It is also one of the world’s biggest plastic ocean polluters and the researchers wanted to tackle both problems at the same time.
They started out by taking coffee grounds from the university’s cafeteria for their research.
“It turns out that coffee grounds can be processed into graphene to increase LTO conductivity in lithium-ion batteries,” said Mr Priyono. He added that the team may look into different types of coffee in the future to determine what kind of grounds works best as graphite.
“This lithium battery can be used for a lot of things, not just electric vehicles,” Mr Priyono stated.
“But electric vehicles would have the biggest outreach and the impact can be felt by many. Especially for Indonesia so it does not need to import oil and gas, and now that Indonesia aims to be a big player in the EV industry.”
Processing the coffee grounds is fairly easy, he said, as it just takes a few hours.
How coffee grounds are turned into layers of graphene:
1. Wash coffee grounds with ethanol
2. Dry the coffee grounds at 120 degrees Celsius for 2 hours
3. Heat coffee grounds at 150 degrees Celsius for 6 hours
4. Filter and dry the residue
5. Decompose the residue at 900 degrees Celsius for 3 hours
6. Disperse the particles in 10% sulfuric acid
7. Examine the carbon
8. Graphene is formed
The team also said that the LTO battery they invented could be used to store energy in solar panels if the authorities are committed to moving away from fossil fuels and turning to renewables.
Prof Syahrial also said that any type of plastic can be converted into graphene layers.

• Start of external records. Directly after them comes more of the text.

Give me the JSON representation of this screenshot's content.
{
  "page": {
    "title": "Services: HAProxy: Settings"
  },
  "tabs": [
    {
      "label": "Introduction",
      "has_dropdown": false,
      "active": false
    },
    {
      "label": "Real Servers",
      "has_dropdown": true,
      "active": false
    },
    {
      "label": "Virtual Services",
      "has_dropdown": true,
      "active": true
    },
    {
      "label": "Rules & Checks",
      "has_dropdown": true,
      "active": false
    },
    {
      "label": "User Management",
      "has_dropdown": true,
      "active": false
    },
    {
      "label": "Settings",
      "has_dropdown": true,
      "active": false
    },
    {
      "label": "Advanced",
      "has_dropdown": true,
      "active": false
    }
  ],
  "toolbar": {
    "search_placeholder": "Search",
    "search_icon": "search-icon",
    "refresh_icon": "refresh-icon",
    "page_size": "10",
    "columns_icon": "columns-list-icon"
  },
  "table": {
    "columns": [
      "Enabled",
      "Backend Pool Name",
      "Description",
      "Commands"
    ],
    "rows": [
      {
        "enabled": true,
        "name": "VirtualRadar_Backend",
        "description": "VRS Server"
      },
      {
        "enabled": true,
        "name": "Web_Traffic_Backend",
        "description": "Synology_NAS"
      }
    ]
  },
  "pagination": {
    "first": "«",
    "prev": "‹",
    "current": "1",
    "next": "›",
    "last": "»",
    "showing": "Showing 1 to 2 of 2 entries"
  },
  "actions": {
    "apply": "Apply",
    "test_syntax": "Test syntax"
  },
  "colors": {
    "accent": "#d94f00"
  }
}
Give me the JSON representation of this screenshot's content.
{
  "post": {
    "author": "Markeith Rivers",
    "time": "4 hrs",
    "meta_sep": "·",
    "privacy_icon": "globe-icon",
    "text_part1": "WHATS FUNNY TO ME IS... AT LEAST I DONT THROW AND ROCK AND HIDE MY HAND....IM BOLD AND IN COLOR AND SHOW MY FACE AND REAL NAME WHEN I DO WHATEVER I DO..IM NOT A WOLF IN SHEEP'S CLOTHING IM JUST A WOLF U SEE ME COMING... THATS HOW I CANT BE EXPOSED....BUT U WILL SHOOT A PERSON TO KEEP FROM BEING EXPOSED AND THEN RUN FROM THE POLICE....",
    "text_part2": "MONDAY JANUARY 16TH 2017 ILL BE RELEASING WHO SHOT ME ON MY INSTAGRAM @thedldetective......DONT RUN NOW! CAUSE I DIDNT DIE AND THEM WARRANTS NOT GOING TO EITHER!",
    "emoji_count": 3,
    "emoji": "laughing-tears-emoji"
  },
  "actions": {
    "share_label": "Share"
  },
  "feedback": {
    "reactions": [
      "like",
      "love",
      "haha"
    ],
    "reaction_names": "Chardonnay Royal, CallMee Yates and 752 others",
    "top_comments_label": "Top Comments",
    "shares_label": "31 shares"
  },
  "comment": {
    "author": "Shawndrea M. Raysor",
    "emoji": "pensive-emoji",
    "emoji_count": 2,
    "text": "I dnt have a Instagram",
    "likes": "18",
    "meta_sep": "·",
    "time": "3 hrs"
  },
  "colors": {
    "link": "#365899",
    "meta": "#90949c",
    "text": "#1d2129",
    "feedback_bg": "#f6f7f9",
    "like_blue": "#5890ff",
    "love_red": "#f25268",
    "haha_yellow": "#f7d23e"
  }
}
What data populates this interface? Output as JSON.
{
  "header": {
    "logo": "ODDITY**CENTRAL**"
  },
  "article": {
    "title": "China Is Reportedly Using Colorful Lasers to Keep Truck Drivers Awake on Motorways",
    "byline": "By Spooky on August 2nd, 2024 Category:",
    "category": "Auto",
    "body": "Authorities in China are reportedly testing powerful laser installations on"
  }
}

“We will still need to examine which has the best characteristics between coffee grounds, plastic waste or coconut shell waste. All three of them are good but we need to find out which has the best characteristics and then we will use that moving forward,” she said.
There have been queries on how many batteries the team can produce. However, as university researchers, they cannot produce the product in high volume without the help of major manufacturers.
“Our team consists of students, they have different tasks each semester. We are not like industries which can work on something immediately,” said Mr Priyono.
“As long as the manufacturing industry is willing to produce it, we are ready to help.”